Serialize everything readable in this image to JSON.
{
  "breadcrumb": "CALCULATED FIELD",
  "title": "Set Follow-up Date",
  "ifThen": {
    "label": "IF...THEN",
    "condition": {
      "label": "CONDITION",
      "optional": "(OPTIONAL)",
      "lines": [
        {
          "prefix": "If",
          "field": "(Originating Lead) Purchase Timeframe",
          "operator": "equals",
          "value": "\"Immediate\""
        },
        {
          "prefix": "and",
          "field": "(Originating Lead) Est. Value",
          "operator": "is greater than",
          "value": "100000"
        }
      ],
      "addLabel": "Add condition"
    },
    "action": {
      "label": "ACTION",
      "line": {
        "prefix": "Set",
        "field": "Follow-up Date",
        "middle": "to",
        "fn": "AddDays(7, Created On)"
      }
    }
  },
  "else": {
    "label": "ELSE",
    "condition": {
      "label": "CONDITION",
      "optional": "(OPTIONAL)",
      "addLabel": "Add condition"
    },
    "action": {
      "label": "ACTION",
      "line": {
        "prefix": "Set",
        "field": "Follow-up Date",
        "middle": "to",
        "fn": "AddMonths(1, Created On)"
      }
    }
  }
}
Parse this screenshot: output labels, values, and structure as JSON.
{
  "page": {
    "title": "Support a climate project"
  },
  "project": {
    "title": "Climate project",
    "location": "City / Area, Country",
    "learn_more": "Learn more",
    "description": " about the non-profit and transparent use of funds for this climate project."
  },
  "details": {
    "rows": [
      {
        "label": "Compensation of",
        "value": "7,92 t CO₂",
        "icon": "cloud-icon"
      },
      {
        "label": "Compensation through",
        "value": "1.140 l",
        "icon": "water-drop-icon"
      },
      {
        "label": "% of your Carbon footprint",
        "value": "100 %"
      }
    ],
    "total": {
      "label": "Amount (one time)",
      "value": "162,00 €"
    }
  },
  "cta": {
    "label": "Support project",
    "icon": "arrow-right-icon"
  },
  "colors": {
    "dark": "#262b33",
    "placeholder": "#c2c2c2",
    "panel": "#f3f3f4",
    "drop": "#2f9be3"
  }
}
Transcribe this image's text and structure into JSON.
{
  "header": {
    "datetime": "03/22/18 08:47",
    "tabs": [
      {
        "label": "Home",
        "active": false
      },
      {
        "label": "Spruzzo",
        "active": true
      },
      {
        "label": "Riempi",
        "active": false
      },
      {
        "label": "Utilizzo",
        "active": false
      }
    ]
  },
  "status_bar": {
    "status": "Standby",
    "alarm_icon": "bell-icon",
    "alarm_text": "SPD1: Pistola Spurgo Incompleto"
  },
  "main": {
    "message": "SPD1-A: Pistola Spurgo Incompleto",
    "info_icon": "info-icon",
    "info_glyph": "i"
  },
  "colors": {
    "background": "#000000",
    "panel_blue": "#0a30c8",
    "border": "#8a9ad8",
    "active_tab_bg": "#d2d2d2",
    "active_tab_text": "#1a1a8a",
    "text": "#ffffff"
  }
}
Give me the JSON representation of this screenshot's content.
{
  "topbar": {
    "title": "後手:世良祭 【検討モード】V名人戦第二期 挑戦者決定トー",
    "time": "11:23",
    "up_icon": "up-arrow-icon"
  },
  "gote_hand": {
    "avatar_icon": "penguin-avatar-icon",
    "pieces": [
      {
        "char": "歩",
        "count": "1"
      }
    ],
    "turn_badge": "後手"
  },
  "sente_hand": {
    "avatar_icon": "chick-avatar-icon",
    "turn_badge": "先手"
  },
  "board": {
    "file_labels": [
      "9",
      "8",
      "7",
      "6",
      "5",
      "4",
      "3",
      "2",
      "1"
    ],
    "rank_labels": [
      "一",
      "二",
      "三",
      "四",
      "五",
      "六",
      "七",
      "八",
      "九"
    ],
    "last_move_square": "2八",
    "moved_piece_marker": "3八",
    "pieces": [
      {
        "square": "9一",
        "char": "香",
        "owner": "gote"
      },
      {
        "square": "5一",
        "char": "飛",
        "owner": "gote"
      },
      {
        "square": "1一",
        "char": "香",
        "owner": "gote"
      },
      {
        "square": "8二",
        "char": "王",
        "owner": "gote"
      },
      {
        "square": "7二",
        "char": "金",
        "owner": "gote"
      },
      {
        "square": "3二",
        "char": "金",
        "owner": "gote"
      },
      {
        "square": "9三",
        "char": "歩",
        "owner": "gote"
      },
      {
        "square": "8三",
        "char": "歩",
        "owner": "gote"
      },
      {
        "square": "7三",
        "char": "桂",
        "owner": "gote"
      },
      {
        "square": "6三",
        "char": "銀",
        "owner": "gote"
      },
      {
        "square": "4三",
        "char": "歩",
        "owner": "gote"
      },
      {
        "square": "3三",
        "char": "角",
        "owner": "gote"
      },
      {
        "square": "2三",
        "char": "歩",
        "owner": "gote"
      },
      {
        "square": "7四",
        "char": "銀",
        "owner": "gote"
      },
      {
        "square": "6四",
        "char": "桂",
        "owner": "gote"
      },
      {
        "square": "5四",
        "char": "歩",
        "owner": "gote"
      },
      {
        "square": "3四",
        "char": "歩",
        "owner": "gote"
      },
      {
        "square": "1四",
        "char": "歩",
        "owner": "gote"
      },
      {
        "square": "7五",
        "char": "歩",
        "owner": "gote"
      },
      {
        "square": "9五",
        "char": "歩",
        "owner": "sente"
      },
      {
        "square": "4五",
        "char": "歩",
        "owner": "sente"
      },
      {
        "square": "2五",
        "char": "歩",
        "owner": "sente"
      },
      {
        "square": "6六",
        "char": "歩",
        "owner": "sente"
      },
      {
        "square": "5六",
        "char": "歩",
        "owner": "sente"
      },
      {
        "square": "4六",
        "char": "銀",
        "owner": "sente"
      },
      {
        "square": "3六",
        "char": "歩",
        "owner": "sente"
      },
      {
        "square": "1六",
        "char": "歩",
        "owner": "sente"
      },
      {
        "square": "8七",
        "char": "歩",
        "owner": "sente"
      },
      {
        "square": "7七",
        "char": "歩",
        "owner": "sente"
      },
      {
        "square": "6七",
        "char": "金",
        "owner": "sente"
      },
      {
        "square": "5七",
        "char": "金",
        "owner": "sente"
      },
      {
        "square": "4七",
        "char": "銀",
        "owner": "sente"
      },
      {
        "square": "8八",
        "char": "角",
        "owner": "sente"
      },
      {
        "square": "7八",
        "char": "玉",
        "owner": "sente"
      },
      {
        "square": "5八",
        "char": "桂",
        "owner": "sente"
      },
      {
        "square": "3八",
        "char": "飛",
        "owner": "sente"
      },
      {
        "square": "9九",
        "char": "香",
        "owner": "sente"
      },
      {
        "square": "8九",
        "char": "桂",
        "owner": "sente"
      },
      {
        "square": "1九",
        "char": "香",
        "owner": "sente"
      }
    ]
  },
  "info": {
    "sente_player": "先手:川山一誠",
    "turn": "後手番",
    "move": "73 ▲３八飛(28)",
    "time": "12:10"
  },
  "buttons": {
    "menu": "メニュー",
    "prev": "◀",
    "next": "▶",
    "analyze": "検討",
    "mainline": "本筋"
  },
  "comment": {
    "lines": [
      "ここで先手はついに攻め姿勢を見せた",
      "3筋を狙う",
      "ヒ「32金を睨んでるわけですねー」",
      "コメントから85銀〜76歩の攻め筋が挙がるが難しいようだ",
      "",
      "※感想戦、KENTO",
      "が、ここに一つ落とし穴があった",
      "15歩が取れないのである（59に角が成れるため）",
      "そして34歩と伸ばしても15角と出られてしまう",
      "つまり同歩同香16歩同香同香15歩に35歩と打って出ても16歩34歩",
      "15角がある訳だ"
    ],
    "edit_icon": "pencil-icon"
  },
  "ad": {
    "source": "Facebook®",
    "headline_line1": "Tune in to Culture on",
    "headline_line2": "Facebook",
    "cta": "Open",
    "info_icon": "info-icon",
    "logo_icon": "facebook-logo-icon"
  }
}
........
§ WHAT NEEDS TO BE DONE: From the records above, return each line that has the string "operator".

§ YOUR RESPONSE:
          "operator": "equals",
          "operator": "is greater than",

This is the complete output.